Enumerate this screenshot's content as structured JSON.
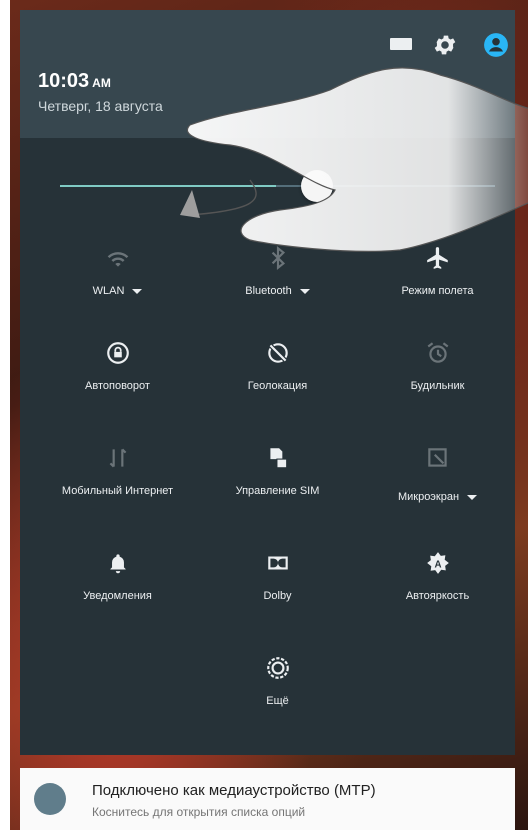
{
  "status": {
    "time": "10:03",
    "ampm": "AM",
    "date": "Четверг, 18 августа"
  },
  "brightness": {
    "level": 0.5
  },
  "tiles": [
    {
      "label": "WLAN",
      "icon": "wifi-icon",
      "dropdown": true,
      "active": false
    },
    {
      "label": "Bluetooth",
      "icon": "bluetooth-icon",
      "dropdown": true,
      "active": false
    },
    {
      "label": "Режим полета",
      "icon": "airplane-icon",
      "dropdown": false,
      "active": true
    },
    {
      "label": "Автоповорот",
      "icon": "auto-rotate-icon",
      "dropdown": false,
      "active": true
    },
    {
      "label": "Геолокация",
      "icon": "location-icon",
      "dropdown": false,
      "active": true
    },
    {
      "label": "Будильник",
      "icon": "alarm-icon",
      "dropdown": false,
      "active": false
    },
    {
      "label": "Мобильный Интернет",
      "icon": "mobile-data-icon",
      "dropdown": false,
      "active": false
    },
    {
      "label": "Управление SIM",
      "icon": "sim-management-icon",
      "dropdown": false,
      "active": true
    },
    {
      "label": "Микроэкран",
      "icon": "micro-screen-icon",
      "dropdown": true,
      "active": false
    },
    {
      "label": "Уведомления",
      "icon": "bell-icon",
      "dropdown": false,
      "active": true
    },
    {
      "label": "Dolby",
      "icon": "dolby-icon",
      "dropdown": false,
      "active": true
    },
    {
      "label": "Автояркость",
      "icon": "auto-brightness-icon",
      "dropdown": false,
      "active": true
    },
    {
      "label": "Ещё",
      "icon": "more-settings-icon",
      "dropdown": false,
      "active": true
    }
  ],
  "notification": {
    "title": "Подключено как медиаустройство (MTP)",
    "subtitle": "Коснитесь для открытия списка опций"
  },
  "colors": {
    "panel": "#263238",
    "header": "#37474f",
    "accent": "#80cbc4",
    "user_icon": "#29b6f6"
  }
}
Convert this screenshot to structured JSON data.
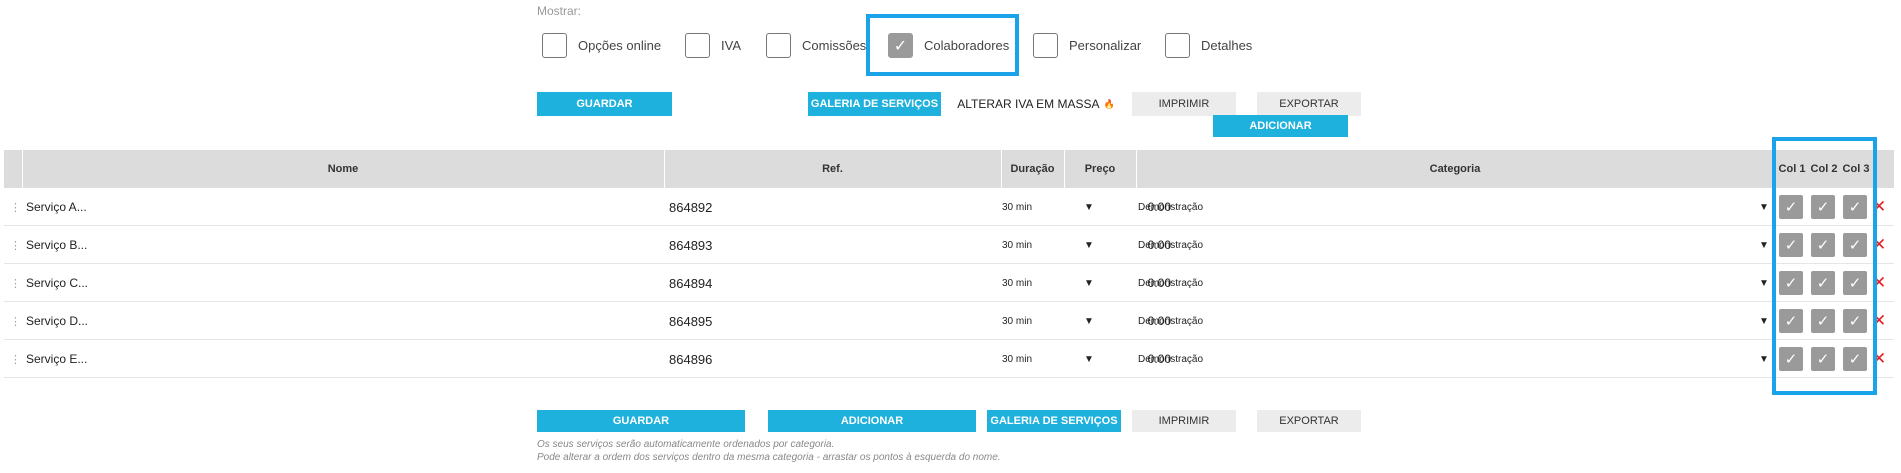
{
  "filters": {
    "title": "Mostrar:",
    "options": [
      {
        "label": "Opções online",
        "checked": false
      },
      {
        "label": "IVA",
        "checked": false
      },
      {
        "label": "Comissões",
        "checked": false
      },
      {
        "label": "Colaboradores",
        "checked": true
      },
      {
        "label": "Personalizar",
        "checked": false
      },
      {
        "label": "Detalhes",
        "checked": false
      }
    ]
  },
  "toolbar_top": {
    "save": "GUARDAR",
    "gallery": "GALERIA DE SERVIÇOS",
    "vat_bulk": "ALTERAR IVA EM MASSA",
    "print": "IMPRIMIR",
    "export": "EXPORTAR",
    "add": "ADICIONAR"
  },
  "table": {
    "headers": {
      "name": "Nome",
      "ref": "Ref.",
      "duration": "Duração",
      "price": "Preço",
      "category": "Categoria",
      "col1": "Col 1",
      "col2": "Col 2",
      "col3": "Col 3"
    },
    "rows": [
      {
        "name": "Serviço A...",
        "ref": "864892",
        "duration": "30 min",
        "price": "0.00",
        "category": "Demonstração"
      },
      {
        "name": "Serviço B...",
        "ref": "864893",
        "duration": "30 min",
        "price": "0.00",
        "category": "Demonstração"
      },
      {
        "name": "Serviço C...",
        "ref": "864894",
        "duration": "30 min",
        "price": "0.00",
        "category": "Demonstração"
      },
      {
        "name": "Serviço D...",
        "ref": "864895",
        "duration": "30 min",
        "price": "0.00",
        "category": "Demonstração"
      },
      {
        "name": "Serviço E...",
        "ref": "864896",
        "duration": "30 min",
        "price": "0.00",
        "category": "Demonstração"
      }
    ]
  },
  "toolbar_bottom": {
    "save": "GUARDAR",
    "add": "ADICIONAR",
    "gallery": "GALERIA DE SERVIÇOS",
    "print": "IMPRIMIR",
    "export": "EXPORTAR"
  },
  "notes": {
    "line1": "Os seus serviços serão automaticamente ordenados por categoria.",
    "line2": "Pode alterar a ordem dos serviços dentro da mesma categoria - arrastar os pontos à esquerda do nome."
  },
  "glyphs": {
    "check": "✓",
    "dropdown": "▼",
    "delete": "✕",
    "handle": "⋮",
    "flame": "🔥"
  },
  "colors": {
    "accent": "#1eb1dd",
    "highlight": "#1aa3e8",
    "delete": "#e81d1d",
    "checkbox_checked": "#9a9a9a"
  }
}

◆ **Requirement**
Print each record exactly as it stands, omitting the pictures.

◆ **Result below**
Enumerate this screenshot's content as structured JSON.
{
  "status": {
    "time": "10:03",
    "ampm": "AM",
    "date": "Четверг, 18 августа"
  },
  "brightness": {
    "level": 0.5
  },
  "tiles": [
    {
      "label": "WLAN",
      "icon": "wifi-icon",
      "dropdown": true,
      "active": false
    },
    {
      "label": "Bluetooth",
      "icon": "bluetooth-icon",
      "dropdown": true,
      "active": false
    },
    {
      "label": "Режим полета",
      "icon": "airplane-icon",
      "dropdown": false,
      "active": true
    },
    {
      "label": "Автоповорот",
      "icon": "auto-rotate-icon",
      "dropdown": false,
      "active": true
    },
    {
      "label": "Геолокация",
      "icon": "location-icon",
      "dropdown": false,
      "active": true
    },
    {
      "label": "Будильник",
      "icon": "alarm-icon",
      "dropdown": false,
      "active": false
    },
    {
      "label": "Мобильный Интернет",
      "icon": "mobile-data-icon",
      "dropdown": false,
      "active": false
    },
    {
      "label": "Управление SIM",
      "icon": "sim-management-icon",
      "dropdown": false,
      "active": true
    },
    {
      "label": "Микроэкран",
      "icon": "micro-screen-icon",
      "dropdown": true,
      "active": false
    },
    {
      "label": "Уведомления",
      "icon": "bell-icon",
      "dropdown": false,
      "active": true
    },
    {
      "label": "Dolby",
      "icon": "dolby-icon",
      "dropdown": false,
      "active": true
    },
    {
      "label": "Автояркость",
      "icon": "auto-brightness-icon",
      "dropdown": false,
      "active": true
    },
    {
      "label": "Ещё",
      "icon": "more-settings-icon",
      "dropdown": false,
      "active": true
    }
  ],
  "notification": {
    "title": "Подключено как медиаустройство (MTP)",
    "subtitle": "Коснитесь для открытия списка опций"
  },
  "colors": {
    "panel": "#263238",
    "header": "#37474f",
    "accent": "#80cbc4",
    "user_icon": "#29b6f6"
  }
}
Convert this screenshot to structured JSON data.
{
  "filters": {
    "title": "Mostrar:",
    "options": [
      {
        "label": "Opções online",
        "checked": false
      },
      {
        "label": "IVA",
        "checked": false
      },
      {
        "label": "Comissões",
        "checked": false
      },
      {
        "label": "Colaboradores",
        "checked": true
      },
      {
        "label": "Personalizar",
        "checked": false
      },
      {
        "label": "Detalhes",
        "checked": false
      }
    ]
  },
  "toolbar_top": {
    "save": "GUARDAR",
    "gallery": "GALERIA DE SERVIÇOS",
    "vat_bulk": "ALTERAR IVA EM MASSA",
    "print": "IMPRIMIR",
    "export": "EXPORTAR",
    "add": "ADICIONAR"
  },
  "table": {
    "headers": {
      "name": "Nome",
      "ref": "Ref.",
      "duration": "Duração",
      "price": "Preço",
      "category": "Categoria",
      "col1": "Col 1",
      "col2": "Col 2",
      "col3": "Col 3"
    },
    "rows": [
      {
        "name": "Serviço A...",
        "ref": "864892",
        "duration": "30 min",
        "price": "0.00",
        "category": "Demonstração"
      },
      {
        "name": "Serviço B...",
        "ref": "864893",
        "duration": "30 min",
        "price": "0.00",
        "category": "Demonstração"
      },
      {
        "name": "Serviço C...",
        "ref": "864894",
        "duration": "30 min",
        "price": "0.00",
        "category": "Demonstração"
      },
      {
        "name": "Serviço D...",
        "ref": "864895",
        "duration": "30 min",
        "price": "0.00",
        "category": "Demonstração"
      },
      {
        "name": "Serviço E...",
        "ref": "864896",
        "duration": "30 min",
        "price": "0.00",
        "category": "Demonstração"
      }
    ]
  },
  "toolbar_bottom": {
    "save": "GUARDAR",
    "add": "ADICIONAR",
    "gallery": "GALERIA DE SERVIÇOS",
    "print": "IMPRIMIR",
    "export": "EXPORTAR"
  },
  "notes": {
    "line1": "Os seus serviços serão automaticamente ordenados por categoria.",
    "line2": "Pode alterar a ordem dos serviços dentro da mesma categoria - arrastar os pontos à esquerda do nome."
  },
  "glyphs": {
    "check": "✓",
    "dropdown": "▼",
    "delete": "✕",
    "handle": "⋮",
    "flame": "🔥"
  },
  "colors": {
    "accent": "#1eb1dd",
    "highlight": "#1aa3e8",
    "delete": "#e81d1d",
    "checkbox_checked": "#9a9a9a"
  }
}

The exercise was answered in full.